KOLKATA (miningweekly.com) - India’s Coal Ministry has identified eight coal blocks for allocation to thermal power companies that are facing a shortage of feedstock.
According to a note prepared by the Ministry, a technical committee had recommended that these eight coal blocks be considered for allocation specifically to the thermal power sector given the nature and quantity of the reserves in these blocks.
The blocks include Pokharia Paharpur and Gosai-Pahari-Siulibani, in Jharkhand province, Kuraloi (A) North mine and Saradhpur (N) Sector-1 mines, in Odisha, and Kapsdanga- Bharkata block in West Bengal, all in eastern India.
The blocks have been explored regionally by the provincial government and reserves estimated at around 8.3-billion tonnes.
In July 2013, the Indian government had allocated 14 coal blocks for captive use by steel, cement and power producers, including the country’s largest electricity generator, NTPC Limited.

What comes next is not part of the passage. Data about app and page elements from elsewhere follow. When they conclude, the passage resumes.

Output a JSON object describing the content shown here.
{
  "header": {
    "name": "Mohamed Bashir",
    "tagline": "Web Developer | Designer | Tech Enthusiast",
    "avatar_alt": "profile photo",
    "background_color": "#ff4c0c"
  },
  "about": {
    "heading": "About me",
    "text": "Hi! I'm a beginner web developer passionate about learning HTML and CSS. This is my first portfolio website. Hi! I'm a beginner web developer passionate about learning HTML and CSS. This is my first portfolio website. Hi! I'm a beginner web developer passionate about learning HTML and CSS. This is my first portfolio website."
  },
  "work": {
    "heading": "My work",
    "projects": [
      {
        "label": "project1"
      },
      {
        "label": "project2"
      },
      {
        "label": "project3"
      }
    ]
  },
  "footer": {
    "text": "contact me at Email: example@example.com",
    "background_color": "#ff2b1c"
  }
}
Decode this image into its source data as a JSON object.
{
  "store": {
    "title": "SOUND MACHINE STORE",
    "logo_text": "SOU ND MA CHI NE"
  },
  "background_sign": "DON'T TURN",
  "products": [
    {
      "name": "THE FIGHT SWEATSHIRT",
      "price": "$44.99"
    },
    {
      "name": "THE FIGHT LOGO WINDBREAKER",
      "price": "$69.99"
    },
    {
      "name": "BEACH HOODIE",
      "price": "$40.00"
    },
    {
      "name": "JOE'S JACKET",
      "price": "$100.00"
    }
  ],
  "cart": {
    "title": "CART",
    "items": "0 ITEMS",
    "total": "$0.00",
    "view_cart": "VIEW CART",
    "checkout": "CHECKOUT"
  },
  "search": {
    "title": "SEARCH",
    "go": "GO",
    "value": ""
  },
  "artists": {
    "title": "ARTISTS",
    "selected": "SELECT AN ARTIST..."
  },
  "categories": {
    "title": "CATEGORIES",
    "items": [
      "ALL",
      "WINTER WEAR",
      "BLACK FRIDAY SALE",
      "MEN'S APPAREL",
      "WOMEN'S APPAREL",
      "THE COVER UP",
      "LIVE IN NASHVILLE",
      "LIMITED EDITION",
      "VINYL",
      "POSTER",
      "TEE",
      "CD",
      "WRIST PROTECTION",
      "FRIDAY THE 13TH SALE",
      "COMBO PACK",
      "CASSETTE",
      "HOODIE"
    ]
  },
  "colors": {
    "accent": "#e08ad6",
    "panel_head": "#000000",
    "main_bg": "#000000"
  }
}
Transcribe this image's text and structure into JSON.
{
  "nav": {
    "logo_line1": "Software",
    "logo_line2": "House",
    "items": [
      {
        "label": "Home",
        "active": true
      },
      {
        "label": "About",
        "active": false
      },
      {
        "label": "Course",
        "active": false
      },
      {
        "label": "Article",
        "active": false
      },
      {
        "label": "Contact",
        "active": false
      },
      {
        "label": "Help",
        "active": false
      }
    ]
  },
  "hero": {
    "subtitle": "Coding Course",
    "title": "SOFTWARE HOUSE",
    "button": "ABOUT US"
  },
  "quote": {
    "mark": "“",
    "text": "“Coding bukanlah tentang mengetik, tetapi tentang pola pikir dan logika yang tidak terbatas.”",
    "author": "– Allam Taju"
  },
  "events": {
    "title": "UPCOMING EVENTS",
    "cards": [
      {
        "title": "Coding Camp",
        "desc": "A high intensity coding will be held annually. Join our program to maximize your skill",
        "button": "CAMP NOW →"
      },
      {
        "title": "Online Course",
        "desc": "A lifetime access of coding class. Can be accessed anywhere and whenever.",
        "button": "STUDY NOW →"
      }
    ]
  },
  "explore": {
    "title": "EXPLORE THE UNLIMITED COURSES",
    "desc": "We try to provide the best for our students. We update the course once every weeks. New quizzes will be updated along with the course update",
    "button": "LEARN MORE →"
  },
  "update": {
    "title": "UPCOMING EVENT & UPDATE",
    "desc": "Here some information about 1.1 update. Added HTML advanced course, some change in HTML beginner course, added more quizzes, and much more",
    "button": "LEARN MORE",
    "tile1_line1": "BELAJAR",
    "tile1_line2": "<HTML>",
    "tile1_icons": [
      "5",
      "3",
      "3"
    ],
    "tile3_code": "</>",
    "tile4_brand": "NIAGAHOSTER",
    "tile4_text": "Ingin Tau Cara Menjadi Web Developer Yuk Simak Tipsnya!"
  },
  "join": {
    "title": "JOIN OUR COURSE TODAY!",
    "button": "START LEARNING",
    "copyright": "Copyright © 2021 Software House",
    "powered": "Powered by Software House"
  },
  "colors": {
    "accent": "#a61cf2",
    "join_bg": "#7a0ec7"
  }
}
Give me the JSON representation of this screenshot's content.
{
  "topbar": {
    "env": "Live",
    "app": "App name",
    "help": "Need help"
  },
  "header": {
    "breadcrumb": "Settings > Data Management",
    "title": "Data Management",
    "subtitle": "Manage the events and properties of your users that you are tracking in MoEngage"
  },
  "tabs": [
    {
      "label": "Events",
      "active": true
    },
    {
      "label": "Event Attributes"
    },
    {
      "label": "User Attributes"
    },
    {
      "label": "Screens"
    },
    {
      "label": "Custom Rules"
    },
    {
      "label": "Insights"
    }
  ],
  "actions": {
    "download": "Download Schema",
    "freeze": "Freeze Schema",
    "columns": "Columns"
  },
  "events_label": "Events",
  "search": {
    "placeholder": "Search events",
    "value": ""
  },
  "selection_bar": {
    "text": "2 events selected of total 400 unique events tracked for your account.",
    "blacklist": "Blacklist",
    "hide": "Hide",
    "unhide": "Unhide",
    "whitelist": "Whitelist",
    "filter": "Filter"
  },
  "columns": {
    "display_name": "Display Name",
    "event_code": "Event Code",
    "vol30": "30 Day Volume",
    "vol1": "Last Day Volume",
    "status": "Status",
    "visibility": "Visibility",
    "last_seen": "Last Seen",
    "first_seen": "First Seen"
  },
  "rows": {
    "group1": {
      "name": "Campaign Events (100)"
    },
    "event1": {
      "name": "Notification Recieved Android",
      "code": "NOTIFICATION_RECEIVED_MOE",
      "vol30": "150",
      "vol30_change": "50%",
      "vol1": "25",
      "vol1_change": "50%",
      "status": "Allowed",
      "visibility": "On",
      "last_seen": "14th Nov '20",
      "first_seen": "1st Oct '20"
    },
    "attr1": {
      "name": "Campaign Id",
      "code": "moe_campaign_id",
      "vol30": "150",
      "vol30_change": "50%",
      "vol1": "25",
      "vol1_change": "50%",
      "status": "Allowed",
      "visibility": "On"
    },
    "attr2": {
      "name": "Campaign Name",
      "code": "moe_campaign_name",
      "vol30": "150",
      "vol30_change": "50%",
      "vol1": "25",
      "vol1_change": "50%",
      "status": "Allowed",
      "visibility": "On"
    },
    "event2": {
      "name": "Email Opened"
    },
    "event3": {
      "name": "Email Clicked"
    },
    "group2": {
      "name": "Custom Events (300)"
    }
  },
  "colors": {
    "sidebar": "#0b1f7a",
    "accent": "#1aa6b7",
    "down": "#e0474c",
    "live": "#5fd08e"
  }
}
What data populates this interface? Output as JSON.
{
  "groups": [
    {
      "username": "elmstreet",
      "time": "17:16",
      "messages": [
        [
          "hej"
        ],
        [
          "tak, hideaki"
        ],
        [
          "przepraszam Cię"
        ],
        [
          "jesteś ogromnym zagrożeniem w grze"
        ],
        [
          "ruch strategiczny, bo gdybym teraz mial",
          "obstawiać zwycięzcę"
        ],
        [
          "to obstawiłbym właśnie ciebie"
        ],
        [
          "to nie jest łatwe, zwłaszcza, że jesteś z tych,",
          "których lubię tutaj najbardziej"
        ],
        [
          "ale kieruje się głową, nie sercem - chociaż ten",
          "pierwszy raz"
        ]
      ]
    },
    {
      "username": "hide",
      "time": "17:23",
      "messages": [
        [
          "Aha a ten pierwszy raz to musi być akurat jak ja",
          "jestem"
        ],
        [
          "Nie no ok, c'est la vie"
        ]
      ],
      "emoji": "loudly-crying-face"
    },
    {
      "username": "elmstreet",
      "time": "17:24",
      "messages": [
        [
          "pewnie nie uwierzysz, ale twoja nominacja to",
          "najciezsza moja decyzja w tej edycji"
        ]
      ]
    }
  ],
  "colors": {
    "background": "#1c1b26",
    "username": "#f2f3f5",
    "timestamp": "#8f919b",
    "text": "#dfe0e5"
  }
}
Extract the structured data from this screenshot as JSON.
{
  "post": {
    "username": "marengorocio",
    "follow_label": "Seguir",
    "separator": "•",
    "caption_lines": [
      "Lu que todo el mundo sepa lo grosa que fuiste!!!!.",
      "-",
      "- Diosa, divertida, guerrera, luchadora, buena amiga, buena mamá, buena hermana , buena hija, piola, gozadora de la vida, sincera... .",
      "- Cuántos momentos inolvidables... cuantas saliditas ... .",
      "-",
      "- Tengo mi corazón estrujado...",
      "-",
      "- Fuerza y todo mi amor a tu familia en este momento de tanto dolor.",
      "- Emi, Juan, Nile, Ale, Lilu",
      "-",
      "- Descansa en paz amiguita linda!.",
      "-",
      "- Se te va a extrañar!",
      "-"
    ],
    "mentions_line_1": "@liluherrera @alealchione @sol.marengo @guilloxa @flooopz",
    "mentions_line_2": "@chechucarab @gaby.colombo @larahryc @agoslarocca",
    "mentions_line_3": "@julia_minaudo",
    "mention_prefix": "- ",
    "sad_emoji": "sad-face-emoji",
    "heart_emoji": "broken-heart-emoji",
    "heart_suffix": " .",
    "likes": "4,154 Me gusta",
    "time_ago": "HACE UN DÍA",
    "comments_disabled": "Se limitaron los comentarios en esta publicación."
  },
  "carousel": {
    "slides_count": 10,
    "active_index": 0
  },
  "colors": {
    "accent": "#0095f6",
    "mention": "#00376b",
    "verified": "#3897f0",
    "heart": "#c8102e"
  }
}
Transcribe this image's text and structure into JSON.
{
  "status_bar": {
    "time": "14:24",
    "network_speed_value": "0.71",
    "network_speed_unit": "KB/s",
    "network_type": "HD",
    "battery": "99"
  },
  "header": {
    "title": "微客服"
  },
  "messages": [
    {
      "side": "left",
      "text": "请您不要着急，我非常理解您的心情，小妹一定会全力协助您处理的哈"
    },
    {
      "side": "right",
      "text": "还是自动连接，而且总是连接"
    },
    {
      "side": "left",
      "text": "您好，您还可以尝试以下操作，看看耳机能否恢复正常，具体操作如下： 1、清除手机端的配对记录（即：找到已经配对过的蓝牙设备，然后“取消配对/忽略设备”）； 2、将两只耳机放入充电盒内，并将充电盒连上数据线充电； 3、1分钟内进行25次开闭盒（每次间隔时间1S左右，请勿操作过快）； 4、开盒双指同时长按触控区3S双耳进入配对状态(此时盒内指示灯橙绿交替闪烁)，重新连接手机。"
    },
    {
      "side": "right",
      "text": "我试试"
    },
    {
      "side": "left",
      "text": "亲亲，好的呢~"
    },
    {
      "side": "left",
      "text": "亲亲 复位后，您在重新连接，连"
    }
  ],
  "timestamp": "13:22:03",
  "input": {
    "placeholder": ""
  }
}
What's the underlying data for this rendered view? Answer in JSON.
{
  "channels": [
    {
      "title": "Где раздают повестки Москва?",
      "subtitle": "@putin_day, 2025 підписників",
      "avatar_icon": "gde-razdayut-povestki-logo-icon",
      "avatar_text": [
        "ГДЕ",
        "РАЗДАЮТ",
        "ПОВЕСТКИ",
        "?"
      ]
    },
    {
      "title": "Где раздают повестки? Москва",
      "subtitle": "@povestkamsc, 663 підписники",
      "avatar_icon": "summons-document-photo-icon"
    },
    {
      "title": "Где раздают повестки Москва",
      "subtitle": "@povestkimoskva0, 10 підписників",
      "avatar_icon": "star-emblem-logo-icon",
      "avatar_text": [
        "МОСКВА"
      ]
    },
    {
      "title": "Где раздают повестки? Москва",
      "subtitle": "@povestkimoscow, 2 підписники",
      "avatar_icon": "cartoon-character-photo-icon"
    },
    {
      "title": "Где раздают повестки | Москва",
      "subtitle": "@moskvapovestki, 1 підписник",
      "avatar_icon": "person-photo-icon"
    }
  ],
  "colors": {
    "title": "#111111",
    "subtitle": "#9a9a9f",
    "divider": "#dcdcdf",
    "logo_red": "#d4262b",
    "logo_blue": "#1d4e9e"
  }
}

However, Coal Ministry officials said that the eight blocks identified in eastern India would be allocated specifically to power companies given the shortage of coal and the risk of power shortages across the country.
According to the Independent Power Producers’ Association, thermal power plants were facing a fuel shortage of about 120-million tonnes.
Several private power producers have submitted to the government that the latter should initiate the auction of the 24 coal blocks already de-allocated following failure by several to develop them for captive use.
The private power producers said that auction of the 24 coal blocks would substantially bridge the shortfall in coal supplies by at least 80-million tonnes.
According to Coal Ministry estimates, peak coal supply shortage was forecast at 200-million tonnes by 2016/17, compared with 120-million tonnes in 2013/14. The shortfall would have been higher, at 150-million tonnes, during the last fiscal but for the fact that several new thermal power plant did not go into production having failed to secure coal supplies.
Nearly 208 coal blocks have been allocated since 1993 with a reserve capacity of 50-million tonnes to 60-billion tonnes. At an average annual production of 400-million to 500-million tonnes these mines had the potential to last 50 years.